There are bright prospects for British potato growers to address global economic challenges and credible opportunities to save on fertiliser cost. Around 200 growers and specialists attended Potato Council’s West Midlands Potato Day on Wednesday, June 3, to discuss business and technical priorities with some of the country’s leading experts.
Potato Council’s summer meetings kicked off at Chasepool Farm, near Dudley, West Midlands. Sponsored by McCain Foods, Greenvale AP and the NFU, the day comprised formal presentations and field discussions, addressing a range of topical issues.
NFU deputy president and Pembrokeshire grower Meurig Raymond said British potato growers are well placed to address global economic challenges.
"The UN predicts the world population will rise from six to nine billion people by 2050. Potatoes are an extremely good value food source. They are highly nutritious, and an important source of carbohydrate and they will have a major role to play in feeding the world," said Mr Raymond, who grows 80 hectares (200 acres) of potatoes, packed and processed through Puffin Produce for ASDA.
"The challenge to produce the future global food requirement, while lowering the environmental footprint at the same time, is huge. Climatic change and reduced water availability will restrict many growing areas. But Britain, with its temperate climate, will be well placed to increase production.
"With the Government withdrawing research and development spending, Potato Council’s knowledge transfer role in helping British growers increase production, and lower their environmental impact will be crucial. The NFU values its close relationship with Potato Council and we look forward to working together at events to make sure we make the most of every opportunity for growers."
The morning business-focused papers were followed by afternoon technical workshops. Manure applications could be worth a staggering £450 per hectare at current fertiliser prices, according to ADAS consultant Ken Smith. Growers at the event were advised not to skimp on nutrients, but to adopt an integrated approach, making optimum use of available manures and nutrient alternatives, to feed a profitable crop.
"In the rotation it is usually the potato crop that is most responsive to phosphate (P) and potash (K) levels, so make sure these nutrients are not limiting," said Mr Smith. A 40t/ha application of farmyard manure (FYM) would typically provide 320kg/ha of potash – about the same as the off-take of a high yielding crop – and 140kg/ha of phosphate.
"But manure P availability is limited, at least in the short term, so it would still be worth topping up with fresh fertiliser P, even though P off-take for potatoes is a relatively modest 50kg/ha for a 50t/ha crop. The surplus P, and possibly K, can then give you scope for a break, or P and K holiday, perhaps for several following crops."
Fertiliser inputs represent the biggest single cost component for maincrop production, at around 18 per cent of total costs, so merit careful planning. Regular soil analysis, especially before a potato crop, is crucial to ensure nutrients are neither limiting nor wasted. "Make sure you are mindful of NVZ restrictions, and it is always worth testing manures for nitrogen content."

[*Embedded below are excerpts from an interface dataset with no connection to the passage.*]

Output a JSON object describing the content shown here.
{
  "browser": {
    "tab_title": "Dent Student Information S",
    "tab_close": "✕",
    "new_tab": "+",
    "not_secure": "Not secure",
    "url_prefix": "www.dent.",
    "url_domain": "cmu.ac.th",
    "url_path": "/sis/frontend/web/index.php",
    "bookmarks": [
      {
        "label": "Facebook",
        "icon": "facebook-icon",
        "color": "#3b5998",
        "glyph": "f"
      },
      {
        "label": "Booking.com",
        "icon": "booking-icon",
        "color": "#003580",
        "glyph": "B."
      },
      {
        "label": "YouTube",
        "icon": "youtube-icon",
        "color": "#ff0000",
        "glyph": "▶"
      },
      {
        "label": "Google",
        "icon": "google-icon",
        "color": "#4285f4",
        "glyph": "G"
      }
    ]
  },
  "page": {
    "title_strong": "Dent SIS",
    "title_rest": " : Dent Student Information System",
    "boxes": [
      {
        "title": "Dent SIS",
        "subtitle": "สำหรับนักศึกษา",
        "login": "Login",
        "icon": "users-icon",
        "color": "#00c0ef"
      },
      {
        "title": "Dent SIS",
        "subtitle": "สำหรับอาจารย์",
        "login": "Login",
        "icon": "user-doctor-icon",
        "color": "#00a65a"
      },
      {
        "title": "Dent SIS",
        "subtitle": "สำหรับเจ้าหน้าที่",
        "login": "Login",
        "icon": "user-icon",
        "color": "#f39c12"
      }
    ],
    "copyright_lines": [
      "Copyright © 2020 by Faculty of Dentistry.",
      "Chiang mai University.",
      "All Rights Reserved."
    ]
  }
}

A LINK-funded project, coordinated by ADAS, aims to develop a new test based on a rapid scanning technique, to make manure analysis quicker and more accessible for growers.
The West Midlands event is the first of a number of key technical events taking place around the country this summer, pointed out Chris Steele, Potato Council’s water, soil and energy specialist.
"Feedback suggests the Potato Council summer events are now an established route for growers, agronomists and farm managers to gather key technical updates from the nation’s top experts. It’s not just a day out from your business, it’s an essential part of your business," he said.